*What the task asks:* Your answer should be an exact copy of every record.

*Input material:*
==================================================

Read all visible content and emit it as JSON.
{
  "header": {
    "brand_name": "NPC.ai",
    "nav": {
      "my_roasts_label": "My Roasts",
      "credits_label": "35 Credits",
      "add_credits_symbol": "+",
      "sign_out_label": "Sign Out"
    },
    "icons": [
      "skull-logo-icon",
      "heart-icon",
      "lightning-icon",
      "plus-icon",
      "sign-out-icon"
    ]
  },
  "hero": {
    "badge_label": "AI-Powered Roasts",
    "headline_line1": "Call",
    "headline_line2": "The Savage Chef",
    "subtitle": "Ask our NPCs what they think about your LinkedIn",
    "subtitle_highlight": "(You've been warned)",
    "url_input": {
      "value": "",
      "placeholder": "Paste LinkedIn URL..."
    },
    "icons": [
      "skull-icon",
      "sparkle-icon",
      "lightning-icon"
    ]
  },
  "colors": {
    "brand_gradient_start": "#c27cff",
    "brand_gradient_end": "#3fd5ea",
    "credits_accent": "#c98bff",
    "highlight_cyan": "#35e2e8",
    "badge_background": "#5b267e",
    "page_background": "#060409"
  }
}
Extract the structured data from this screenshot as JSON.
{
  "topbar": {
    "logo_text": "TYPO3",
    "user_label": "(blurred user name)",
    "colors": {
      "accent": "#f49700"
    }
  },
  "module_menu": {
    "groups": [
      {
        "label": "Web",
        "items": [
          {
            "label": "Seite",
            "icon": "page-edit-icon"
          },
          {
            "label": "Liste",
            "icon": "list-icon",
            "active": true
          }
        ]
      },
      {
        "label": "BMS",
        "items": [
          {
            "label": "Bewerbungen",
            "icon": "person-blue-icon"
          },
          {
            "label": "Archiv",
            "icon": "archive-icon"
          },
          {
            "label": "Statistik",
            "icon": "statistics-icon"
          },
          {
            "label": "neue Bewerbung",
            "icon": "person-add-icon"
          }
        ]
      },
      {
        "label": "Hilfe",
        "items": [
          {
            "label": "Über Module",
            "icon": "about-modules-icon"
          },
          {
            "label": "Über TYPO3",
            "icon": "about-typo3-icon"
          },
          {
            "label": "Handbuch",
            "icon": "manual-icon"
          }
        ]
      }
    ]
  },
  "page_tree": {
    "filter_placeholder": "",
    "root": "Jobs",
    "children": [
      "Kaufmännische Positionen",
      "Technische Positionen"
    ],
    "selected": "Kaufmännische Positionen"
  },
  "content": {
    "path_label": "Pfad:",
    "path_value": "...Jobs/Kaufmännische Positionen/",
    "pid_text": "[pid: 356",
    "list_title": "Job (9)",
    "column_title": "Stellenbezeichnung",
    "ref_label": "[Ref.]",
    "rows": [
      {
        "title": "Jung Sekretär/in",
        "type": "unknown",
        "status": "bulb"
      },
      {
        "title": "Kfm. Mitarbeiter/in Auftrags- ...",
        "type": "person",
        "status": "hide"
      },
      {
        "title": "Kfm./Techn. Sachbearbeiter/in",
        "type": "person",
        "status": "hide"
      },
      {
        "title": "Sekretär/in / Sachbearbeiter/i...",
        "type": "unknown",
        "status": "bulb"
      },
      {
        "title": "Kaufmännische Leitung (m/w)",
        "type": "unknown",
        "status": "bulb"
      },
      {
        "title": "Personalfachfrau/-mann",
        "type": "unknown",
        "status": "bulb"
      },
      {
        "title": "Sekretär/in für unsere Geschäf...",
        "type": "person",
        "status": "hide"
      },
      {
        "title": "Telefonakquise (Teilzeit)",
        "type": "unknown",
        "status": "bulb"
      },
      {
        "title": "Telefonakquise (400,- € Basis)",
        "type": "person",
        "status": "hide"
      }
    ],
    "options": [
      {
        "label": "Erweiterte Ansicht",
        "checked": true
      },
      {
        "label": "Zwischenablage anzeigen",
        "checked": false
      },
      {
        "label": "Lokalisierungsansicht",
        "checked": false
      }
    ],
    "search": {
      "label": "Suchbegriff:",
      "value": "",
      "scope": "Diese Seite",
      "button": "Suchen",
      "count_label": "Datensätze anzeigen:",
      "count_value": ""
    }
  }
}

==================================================

*Answer to the exercise:*
Read all visible content and emit it as JSON.
{
  "header": {
    "brand_name": "NPC.ai",
    "nav": {
      "my_roasts_label": "My Roasts",
      "credits_label": "35 Credits",
      "add_credits_symbol": "+",
      "sign_out_label": "Sign Out"
    },
    "icons": [
      "skull-logo-icon",
      "heart-icon",
      "lightning-icon",
      "plus-icon",
      "sign-out-icon"
    ]
  },
  "hero": {
    "badge_label": "AI-Powered Roasts",
    "headline_line1": "Call",
    "headline_line2": "The Savage Chef",
    "subtitle": "Ask our NPCs what they think about your LinkedIn",
    "subtitle_highlight": "(You've been warned)",
    "url_input": {
      "value": "",
      "placeholder": "Paste LinkedIn URL..."
    },
    "icons": [
      "skull-icon",
      "sparkle-icon",
      "lightning-icon"
    ]
  },
  "colors": {
    "brand_gradient_start": "#c27cff",
    "brand_gradient_end": "#3fd5ea",
    "credits_accent": "#c98bff",
    "highlight_cyan": "#35e2e8",
    "badge_background": "#5b267e",
    "page_background": "#060409"
  }
}
Extract the structured data from this screenshot as JSON.
{
  "topbar": {
    "logo_text": "TYPO3",
    "user_label": "(blurred user name)",
    "colors": {
      "accent": "#f49700"
    }
  },
  "module_menu": {
    "groups": [
      {
        "label": "Web",
        "items": [
          {
            "label": "Seite",
            "icon": "page-edit-icon"
          },
          {
            "label": "Liste",
            "icon": "list-icon",
            "active": true
          }
        ]
      },
      {
        "label": "BMS",
        "items": [
          {
            "label": "Bewerbungen",
            "icon": "person-blue-icon"
          },
          {
            "label": "Archiv",
            "icon": "archive-icon"
          },
          {
            "label": "Statistik",
            "icon": "statistics-icon"
          },
          {
            "label": "neue Bewerbung",
            "icon": "person-add-icon"
          }
        ]
      },
      {
        "label": "Hilfe",
        "items": [
          {
            "label": "Über Module",
            "icon": "about-modules-icon"
          },
          {
            "label": "Über TYPO3",
            "icon": "about-typo3-icon"
          },
          {
            "label": "Handbuch",
            "icon": "manual-icon"
          }
        ]
      }
    ]
  },
  "page_tree": {
    "filter_placeholder": "",
    "root": "Jobs",
    "children": [
      "Kaufmännische Positionen",
      "Technische Positionen"
    ],
    "selected": "Kaufmännische Positionen"
  },
  "content": {
    "path_label": "Pfad:",
    "path_value": "...Jobs/Kaufmännische Positionen/",
    "pid_text": "[pid: 356",
    "list_title": "Job (9)",
    "column_title": "Stellenbezeichnung",
    "ref_label": "[Ref.]",
    "rows": [
      {
        "title": "Jung Sekretär/in",
        "type": "unknown",
        "status": "bulb"
      },
      {
        "title": "Kfm. Mitarbeiter/in Auftrags- ...",
        "type": "person",
        "status": "hide"
      },
      {
        "title": "Kfm./Techn. Sachbearbeiter/in",
        "type": "person",
        "status": "hide"
      },
      {
        "title": "Sekretär/in / Sachbearbeiter/i...",
        "type": "unknown",
        "status": "bulb"
      },
      {
        "title": "Kaufmännische Leitung (m/w)",
        "type": "unknown",
        "status": "bulb"
      },
      {
        "title": "Personalfachfrau/-mann",
        "type": "unknown",
        "status": "bulb"
      },
      {
        "title": "Sekretär/in für unsere Geschäf...",
        "type": "person",
        "status": "hide"
      },
      {
        "title": "Telefonakquise (Teilzeit)",
        "type": "unknown",
        "status": "bulb"
      },
      {
        "title": "Telefonakquise (400,- € Basis)",
        "type": "person",
        "status": "hide"
      }
    ],
    "options": [
      {
        "label": "Erweiterte Ansicht",
        "checked": true
      },
      {
        "label": "Zwischenablage anzeigen",
        "checked": false
      },
      {
        "label": "Lokalisierungsansicht",
        "checked": false
      }
    ],
    "search": {
      "label": "Suchbegriff:",
      "value": "",
      "scope": "Diese Seite",
      "button": "Suchen",
      "count_label": "Datensätze anzeigen:",
      "count_value": ""
    }
  }
}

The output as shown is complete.